AFP Acting Deputy Commissioner National Security Neil Gaughan alleged Goldberg had “relied on the internet providing a cloak of anonymity”.
“This operation again highlights how law enforcement can investigate people in the online space and use our long-established partnerships to work with overseas agencies to bring people to account for their actions”.
An affidavit sworn at the time of the arrest says that, between August 19 and August 28, Mr Goldberg “distributed information pertaining to the manufacturing of explosives, destructive devices, or weapons of mass destruction in furtherance of an activity that constitutes a Federal crime of violence”.
US Attorney Lee Bentley III, said Goldberg instructed a confidential source how to make a bomb similar to two used in the Boston Marathon bombings two years ago that killed three people and injured more than 260 others.
He allegedly instructed someone how to fill the bomb with nails, metal and other items dipped in rat poison.

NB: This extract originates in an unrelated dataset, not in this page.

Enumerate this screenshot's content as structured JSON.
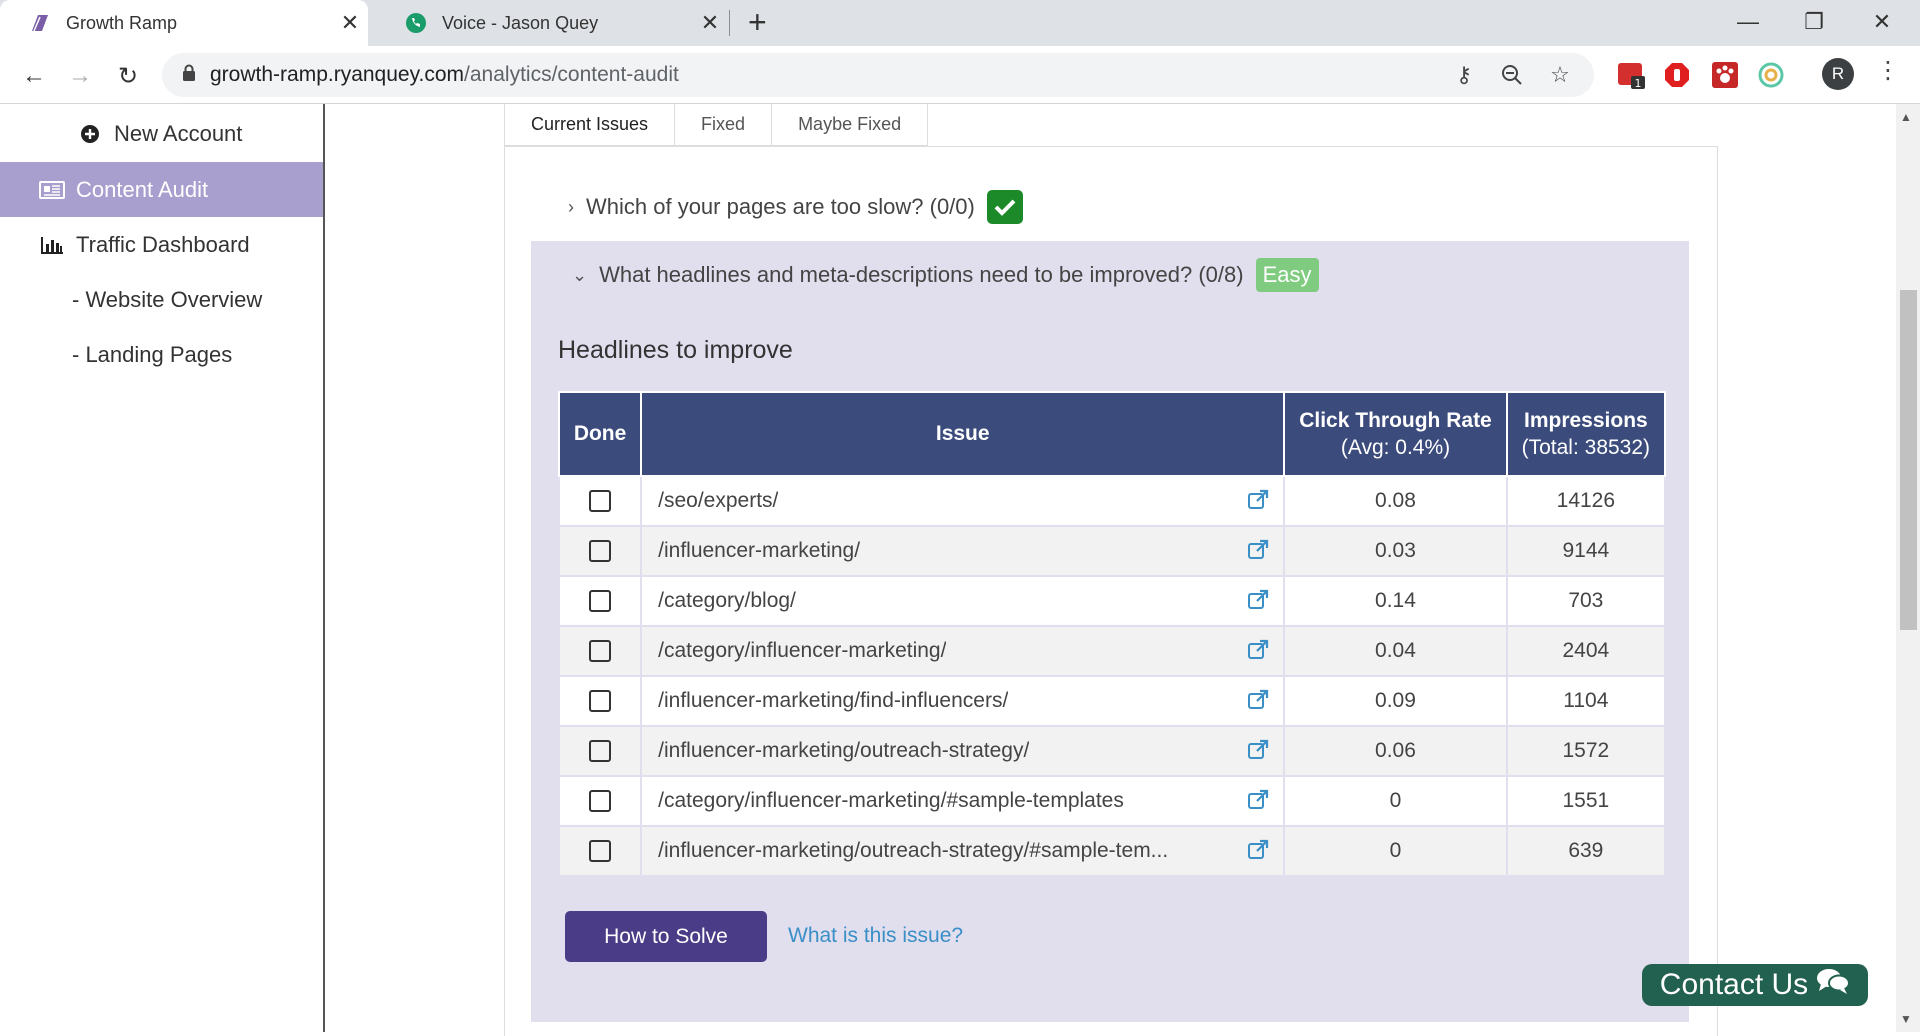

Police base the charge on his communication of five web links to sites that provided instructions that could be used to make explosives as part of a plot to explode a bomb on September 13 at a memorial ceremony in Kansas City, commemorating the 9/11 the terrorist attacks.
The affidavit, released by Special agent William Berry of US Customs and Border Protection, says that Goldberg had initially denied to officers that he had any involvement with distributing information on how to make a bomb, but then later admitted it.

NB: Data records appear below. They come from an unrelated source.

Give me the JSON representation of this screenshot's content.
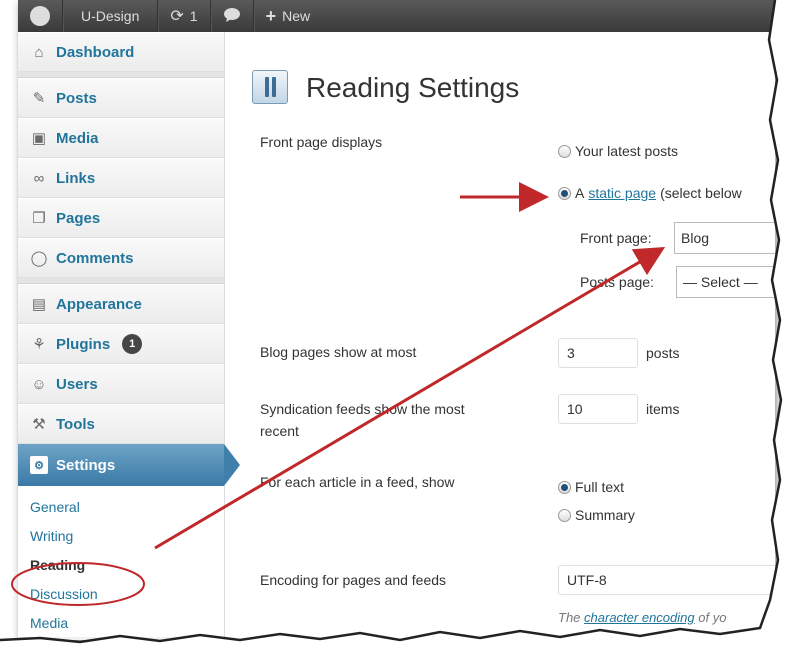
{
  "adminbar": {
    "logo": "W",
    "site_name": "U-Design",
    "updates_count": "1",
    "new_label": "New"
  },
  "sidebar": {
    "items": [
      {
        "label": "Dashboard",
        "icon": "home-icon"
      },
      {
        "label": "Posts",
        "icon": "pin-icon"
      },
      {
        "label": "Media",
        "icon": "media-icon"
      },
      {
        "label": "Links",
        "icon": "link-icon"
      },
      {
        "label": "Pages",
        "icon": "pages-icon"
      },
      {
        "label": "Comments",
        "icon": "comment-icon"
      },
      {
        "label": "Appearance",
        "icon": "appearance-icon"
      },
      {
        "label": "Plugins",
        "icon": "plugin-icon",
        "badge": "1"
      },
      {
        "label": "Users",
        "icon": "users-icon"
      },
      {
        "label": "Tools",
        "icon": "tools-icon"
      },
      {
        "label": "Settings",
        "icon": "settings-icon"
      }
    ],
    "submenu": [
      "General",
      "Writing",
      "Reading",
      "Discussion",
      "Media"
    ]
  },
  "main": {
    "title": "Reading Settings",
    "front_page_displays_label": "Front page displays",
    "latest_posts_label": "Your latest posts",
    "static_page_prefix": "A",
    "static_page_link": "static page",
    "static_page_suffix": "(select below",
    "front_page_label": "Front page:",
    "front_page_value": "Blog",
    "posts_page_label": "Posts page:",
    "posts_page_value": "— Select —",
    "blog_pages_label": "Blog pages show at most",
    "blog_pages_value": "3",
    "blog_pages_unit": "posts",
    "syndication_label_1": "Syndication feeds show the most",
    "syndication_label_2": "recent",
    "syndication_value": "10",
    "syndication_unit": "items",
    "feed_article_label": "For each article in a feed, show",
    "full_text_label": "Full text",
    "summary_label": "Summary",
    "encoding_label": "Encoding for pages and feeds",
    "encoding_value": "UTF-8",
    "encoding_note_prefix": "The",
    "encoding_note_link": "character encoding",
    "encoding_note_suffix": "of yo"
  },
  "colors": {
    "accent": "#21759b",
    "settings_active": "#3f7fab",
    "annotation": "#c0282a"
  }
}
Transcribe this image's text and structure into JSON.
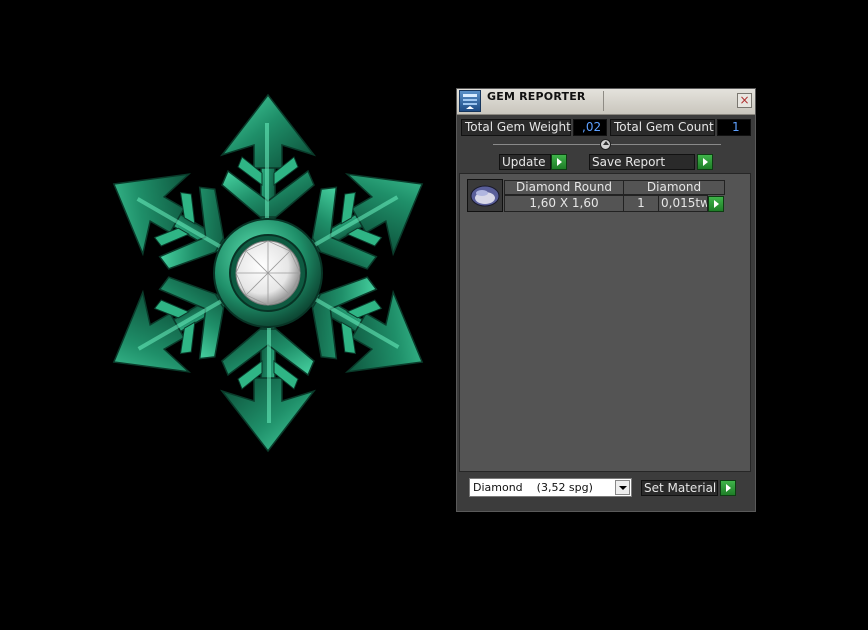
{
  "viewport": {
    "model_name": "snowflake-arrow-pendant",
    "metal_color": "#1f8f69",
    "stone_color": "#f2f2f2",
    "background": "#000000"
  },
  "panel": {
    "title": "GEM REPORTER",
    "title_icon": "gem-reporter-icon",
    "close_icon": "close-icon",
    "total_weight_label": "Total Gem Weight",
    "total_weight_value": ",02",
    "total_count_label": "Total Gem Count",
    "total_count_value": "1",
    "update_label": "Update",
    "save_report_label": "Save Report",
    "gems": [
      {
        "icon": "round-diamond-icon",
        "name": "Diamond Round",
        "material": "Diamond",
        "size": "1,60 X 1,60",
        "count": "1",
        "weight": "0,015tw"
      }
    ],
    "material_select_value": "Diamond    (3,52 spg)",
    "set_material_label": "Set Material",
    "accent_green": "#2ea03a",
    "value_blue": "#5ea0ff"
  }
}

“Goldberg further admitted that he believed the information would create a genuine bomb,” Agent Berry alleged.
However, Goldberg also claimed that he meant for the person he was communicating with to either kill himself creating the bomb or, that Goldberg intended to warn police in time so that he would receive “credit for stopping the attack”.
In conversations with Fairfax Media, which were also cited in the affidavit, Mr Goldberg had said he did not expect any jihadist to actually carry out an attack because: “These guys are pussy keyboard warriors”.
Fairfax media can also reveal that Goldberg, as Australi Witness, is suspected of a number of other online hoaxes, including posing online as prominent Australian lawyer, Josh Bornstein.
Australi Witness’s online actions might have had fatal real-world consequences in May.
In the leadup to an exhibition in Garland, Texas, at which pictures of the Prophet Mohammed were to be displayed, “Australi Witness” tweeted the event’s address and reposted a tweet urging people to go there with “weapons, bombs or with knifes”.
Two Muslim men attempted an attack at the exhibition, and were killed by police. Australi Witness then praised them online as martyrs.